Puslapio vaizdai

Are not, in sooth, their Requiems sacred ties
Woven out of passion's sharpest agonies,
Subdued, composed, and formalized by art,
To fix a wiser sorrow in the heart?

The prayer for them whose hour is past away
Says to the Living, profit while ye may!
A little part, and that the worst, he sees
Who thinks that priestly cunning holds the keys
That best unlock the secrets of St. Bees.

Conscience, the timid being's inmost light,
Hope of the dawn and solace of the night,
Cheers these Recluses with a steady ray
In many an hour when judgment goes astray.
Ah! scorn not hastily their rule who try
Earth to despise, and flesh to mortify;
Consume with zeal, in wingèd ecstasies
Of prayer and praise forget their rosaries,
Nor hear the loudest surges of St. Bees.

Yet none so prompt to succour and protect
The forlorn traveller, or sailor wrecked

On the bare coast; nor do they grudge the boon
Which staff and cockle hat and sandal shoon
Claim for the pilgrim: and, though chidings sharp
May sometimes greet the strolling minstrel's harp,
It is not then when, swept with sportive ease,
It charms a feast-day throng of all degrees,
Brightening the archway of revered St. Bees.

How did the cliffs and echoing hills rejoice
What time the Benedictine Brethren's voice,
Imploring, or commanding with meet pride,
Summoned the Chiefs to lay their feuds aside,
And under one blest ensign serve the Lord
In Palestine. Advance, indignant Sword!
Flaming till thou from Panym hands release
That Tomb, dread centre of all sanctities
Nursed in the quiet Abbey of St. Bees.

But look we now to them whose minds from far
Follow the fortunes which they may not share.
While in Judea Fancy loves to roam,
She helps to make a Holy-land at home:
The Star of Bethlehem from its sphere invites
To sound the crystal depth of maiden rights;
And wedded life, through scriptural mysteries,
Heavenward ascends with all her charities,
Taught by the hooded Celibates of St. Bees.

Who with the ploughshare clove the barren moors,
And to green meadows changed the swampy shores?
Thinned the rank woods; and for the cheerful grange
Made room where wolf and boar were used to range?
Who taught, and showed by deeds, that gentler chains
Should bind the vassal to his lord's domains?
The thoughtful Monks, intent their God to please,
For Christ's dear sake, by human sympathies
Poured from the bosom of thy Church, St. Bees!

But all availed not; by a mandate given

Through lawless will the Brotherhood was driven Forth from their cells; their ancient House laid low In Reformation's sweeping overthrow.

But now once more the local Heart revives,

The inextinguishable Spirit strives.

Oh may that Power who hushed the stormy seas,
And cleared a way for the first Votaries,
Prosper the new-born College of St. Bees!

Alas! the Genius of our age, from Schools
Less humble, draws her lessons, aims, and rules.
To Prowess guided by her insight keen
Matter and Spirit are as one Machine;
Boastful Idolatress of formal skill

She in her own would merge the eternal will:
Better, if Reason's triumphs match with these,
Her flight before the bold credulities

That furthered the first teaching of St. Bees.





[Having been prevented by the lateness of the season, in 1831, from visiting Staffa and Iona, the author made these the principal objects of a short tour in the summer of 1833, of which the following series of sonnets is a Memorial.
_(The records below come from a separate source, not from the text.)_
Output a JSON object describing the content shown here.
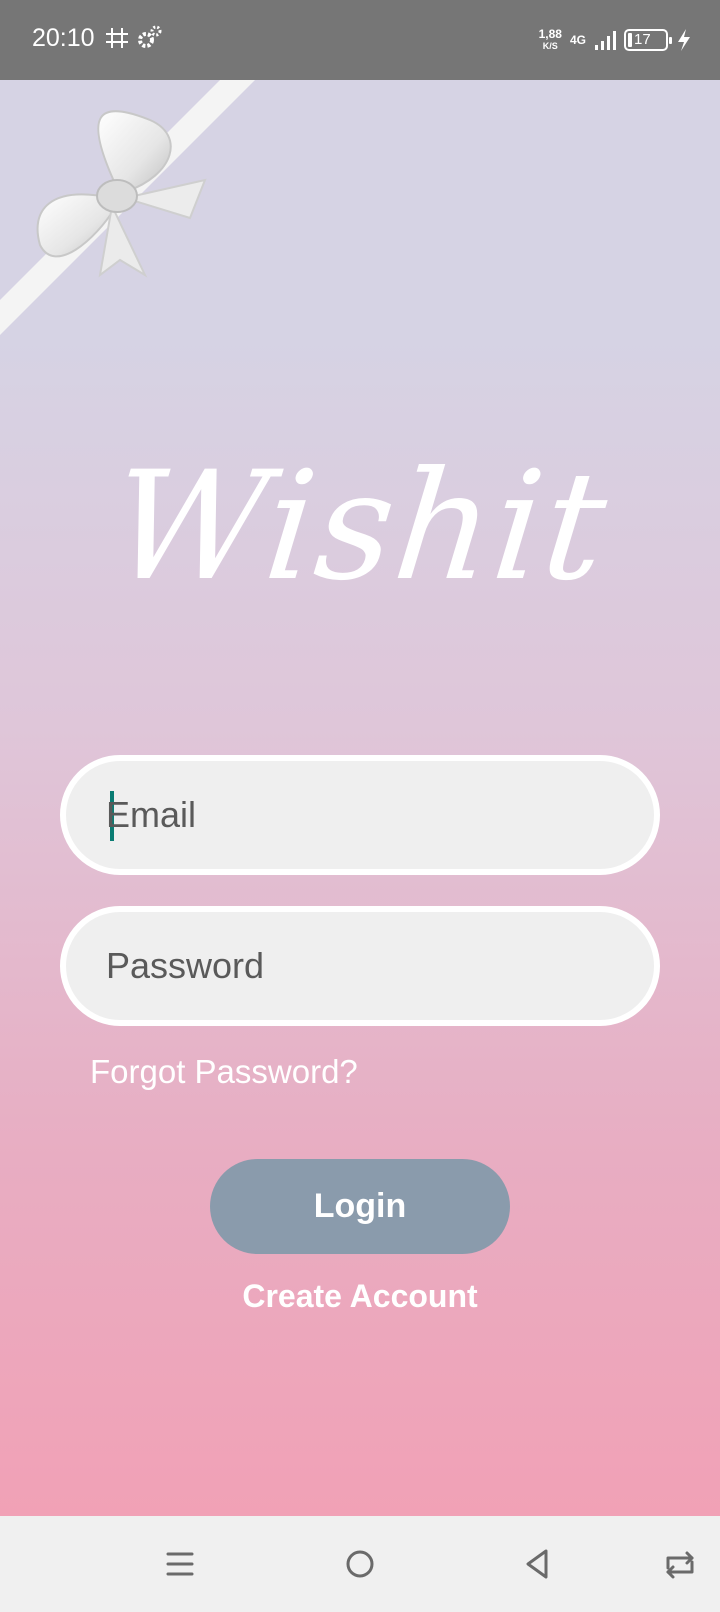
{
  "status_bar": {
    "time": "20:10",
    "net_speed_value": "1,88",
    "net_speed_unit": "K/S",
    "network_type": "4G",
    "battery_level": "17",
    "icons": [
      "grid-notification-icon",
      "settings-notification-icon",
      "signal-icon",
      "battery-icon",
      "charging-icon"
    ]
  },
  "app": {
    "logo_text": "Wishit",
    "email": {
      "value": "",
      "placeholder": "Email"
    },
    "password": {
      "value": "",
      "placeholder": "Password"
    },
    "forgot_password": "Forgot Password?",
    "login_label": "Login",
    "create_account": "Create Account"
  },
  "nav_bar": {
    "icons": [
      "menu-icon",
      "home-icon",
      "back-icon",
      "rotate-icon"
    ]
  },
  "colors": {
    "status_bar": "#767676",
    "gradient_top": "#d6d3e4",
    "gradient_bottom": "#f1a1b6",
    "field_background": "#efefef",
    "login_button": "#8a9bac",
    "caret": "#0a7c73"
  }
}
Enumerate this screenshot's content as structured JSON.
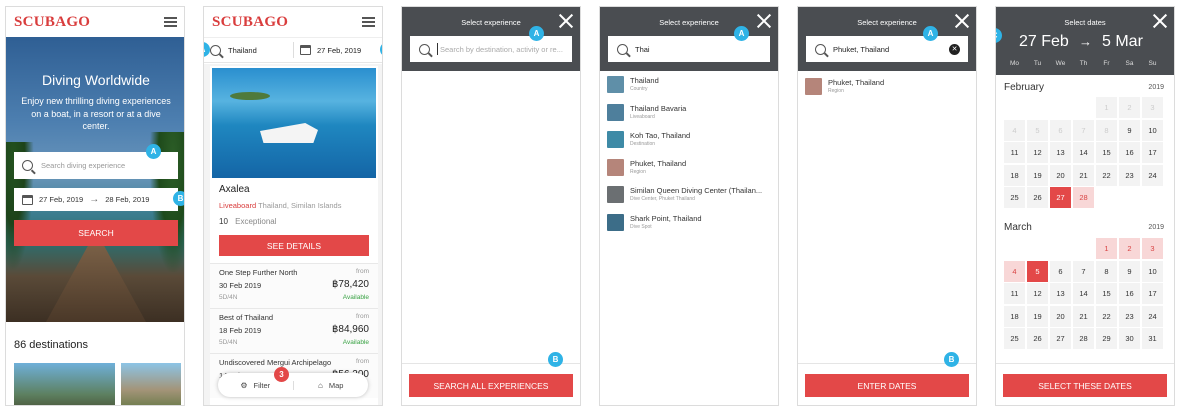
{
  "brand": "SCUBAGO",
  "badges": {
    "a": "A",
    "b": "B",
    "c": "C",
    "three": "3"
  },
  "s1": {
    "hero_title": "Diving Worldwide",
    "hero_text": "Enjoy new thrilling diving experiences on a boat, in a resort or at a dive center.",
    "search_placeholder": "Search diving experience",
    "date_from": "27 Feb, 2019",
    "date_to": "28 Feb, 2019",
    "search_button": "SEARCH",
    "destinations": "86 destinations"
  },
  "s2": {
    "query": "Thailand",
    "date": "27 Feb, 2019",
    "name": "Axalea",
    "type": "Liveaboard",
    "location": "Thailand, Similan Islands",
    "score": "10",
    "score_text": "Exceptional",
    "details_button": "SEE DETAILS",
    "trips": [
      {
        "name": "One Step Further North",
        "from": "from",
        "date": "30 Feb 2019",
        "price": "฿78,420",
        "duration": "5D/4N",
        "status": "Available"
      },
      {
        "name": "Best of Thailand",
        "from": "from",
        "date": "18 Feb 2019",
        "price": "฿84,960",
        "duration": "5D/4N",
        "status": "Available"
      },
      {
        "name": "Undiscovered Mergui Archipelago",
        "from": "from",
        "date": "14 Feb 2019",
        "price": "฿56,200"
      }
    ],
    "filter": "Filter",
    "map": "Map"
  },
  "s3": {
    "header": "Select experience",
    "placeholder": "Search by destination, activity or re...",
    "button": "SEARCH ALL EXPERIENCES"
  },
  "s4": {
    "header": "Select experience",
    "query": "Thai",
    "results": [
      {
        "name": "Thailand",
        "sub": "Country",
        "color": "#5f8fa8"
      },
      {
        "name": "Thailand Bavaria",
        "sub": "Liveaboard",
        "color": "#4e7f9c"
      },
      {
        "name": "Koh Tao, Thailand",
        "sub": "Destination",
        "color": "#3e8aa6"
      },
      {
        "name": "Phuket, Thailand",
        "sub": "Region",
        "color": "#b5857a"
      },
      {
        "name": "Similan Queen Diving Center (Thailan...",
        "sub": "Dive Center, Phuket Thailand",
        "color": "#6b6f72"
      },
      {
        "name": "Shark Point, Thailand",
        "sub": "Dive Spot",
        "color": "#3c6d88"
      }
    ]
  },
  "s5": {
    "header": "Select experience",
    "query": "Phuket, Thailand",
    "result": {
      "name": "Phuket, Thailand",
      "sub": "Region",
      "color": "#b5857a"
    },
    "button": "ENTER DATES"
  },
  "s6": {
    "header": "Select dates",
    "from": "27 Feb",
    "to": "5 Mar",
    "weekdays": [
      "Mo",
      "Tu",
      "We",
      "Th",
      "Fr",
      "Sa",
      "Su"
    ],
    "feb": {
      "name": "February",
      "year": "2019",
      "days": [
        {
          "d": "",
          "s": "empty"
        },
        {
          "d": "",
          "s": "empty"
        },
        {
          "d": "",
          "s": "empty"
        },
        {
          "d": "",
          "s": "empty"
        },
        {
          "d": "1",
          "s": "dis"
        },
        {
          "d": "2",
          "s": "dis"
        },
        {
          "d": "3",
          "s": "dis"
        },
        {
          "d": "4",
          "s": "dis"
        },
        {
          "d": "5",
          "s": "dis"
        },
        {
          "d": "6",
          "s": "dis"
        },
        {
          "d": "7",
          "s": "dis"
        },
        {
          "d": "8",
          "s": "dis"
        },
        {
          "d": "9",
          "s": ""
        },
        {
          "d": "10",
          "s": ""
        },
        {
          "d": "11",
          "s": ""
        },
        {
          "d": "12",
          "s": ""
        },
        {
          "d": "13",
          "s": ""
        },
        {
          "d": "14",
          "s": ""
        },
        {
          "d": "15",
          "s": ""
        },
        {
          "d": "16",
          "s": ""
        },
        {
          "d": "17",
          "s": ""
        },
        {
          "d": "18",
          "s": ""
        },
        {
          "d": "19",
          "s": ""
        },
        {
          "d": "20",
          "s": ""
        },
        {
          "d": "21",
          "s": ""
        },
        {
          "d": "22",
          "s": ""
        },
        {
          "d": "23",
          "s": ""
        },
        {
          "d": "24",
          "s": ""
        },
        {
          "d": "25",
          "s": ""
        },
        {
          "d": "26",
          "s": ""
        },
        {
          "d": "27",
          "s": "sel"
        },
        {
          "d": "28",
          "s": "rng"
        }
      ]
    },
    "mar": {
      "name": "March",
      "year": "2019",
      "days": [
        {
          "d": "",
          "s": "empty"
        },
        {
          "d": "",
          "s": "empty"
        },
        {
          "d": "",
          "s": "empty"
        },
        {
          "d": "",
          "s": "empty"
        },
        {
          "d": "1",
          "s": "rng"
        },
        {
          "d": "2",
          "s": "rng"
        },
        {
          "d": "3",
          "s": "rng"
        },
        {
          "d": "4",
          "s": "rng"
        },
        {
          "d": "5",
          "s": "sel"
        },
        {
          "d": "6",
          "s": ""
        },
        {
          "d": "7",
          "s": ""
        },
        {
          "d": "8",
          "s": ""
        },
        {
          "d": "9",
          "s": ""
        },
        {
          "d": "10",
          "s": ""
        },
        {
          "d": "11",
          "s": ""
        },
        {
          "d": "12",
          "s": ""
        },
        {
          "d": "13",
          "s": ""
        },
        {
          "d": "14",
          "s": ""
        },
        {
          "d": "15",
          "s": ""
        },
        {
          "d": "16",
          "s": ""
        },
        {
          "d": "17",
          "s": ""
        },
        {
          "d": "18",
          "s": ""
        },
        {
          "d": "19",
          "s": ""
        },
        {
          "d": "20",
          "s": ""
        },
        {
          "d": "21",
          "s": ""
        },
        {
          "d": "22",
          "s": ""
        },
        {
          "d": "23",
          "s": ""
        },
        {
          "d": "24",
          "s": ""
        },
        {
          "d": "25",
          "s": ""
        },
        {
          "d": "26",
          "s": ""
        },
        {
          "d": "27",
          "s": ""
        },
        {
          "d": "28",
          "s": ""
        },
        {
          "d": "29",
          "s": ""
        },
        {
          "d": "30",
          "s": ""
        },
        {
          "d": "31",
          "s": ""
        }
      ]
    },
    "button": "SELECT THESE DATES"
  }
}
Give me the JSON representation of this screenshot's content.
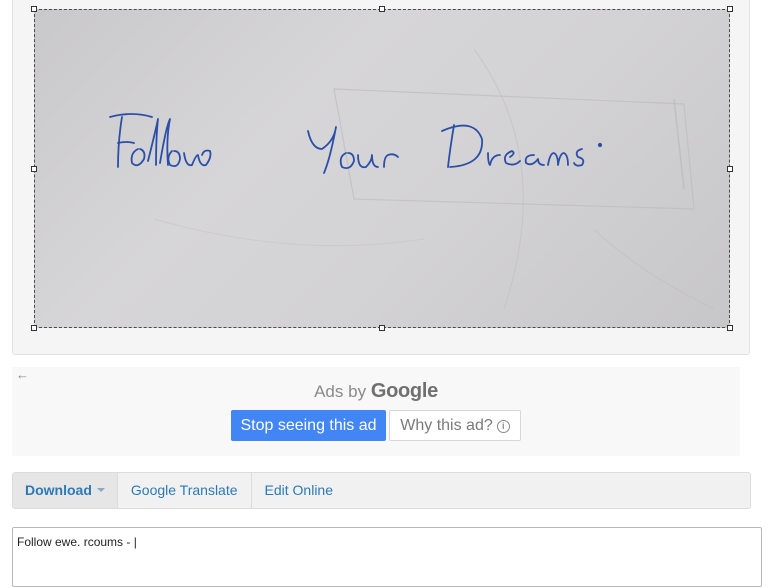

The course pursued was down the Cumberland river Derwent, and to Whitehaven; thence (by the Isle of Man, where a few days were passed) up the Frith of Clyde to Greenock, then to Oban, Staffa, Iona; and back towards England, by Loch Awe, Inverary, Loch Goil-head, Greenock, and through parts of Renfrewshire, Ayrshire, and Dumfries-shire to Carlisle, and thence up the river Eden, and homewards by Ullswater.]

« AnkstesnisTęsti »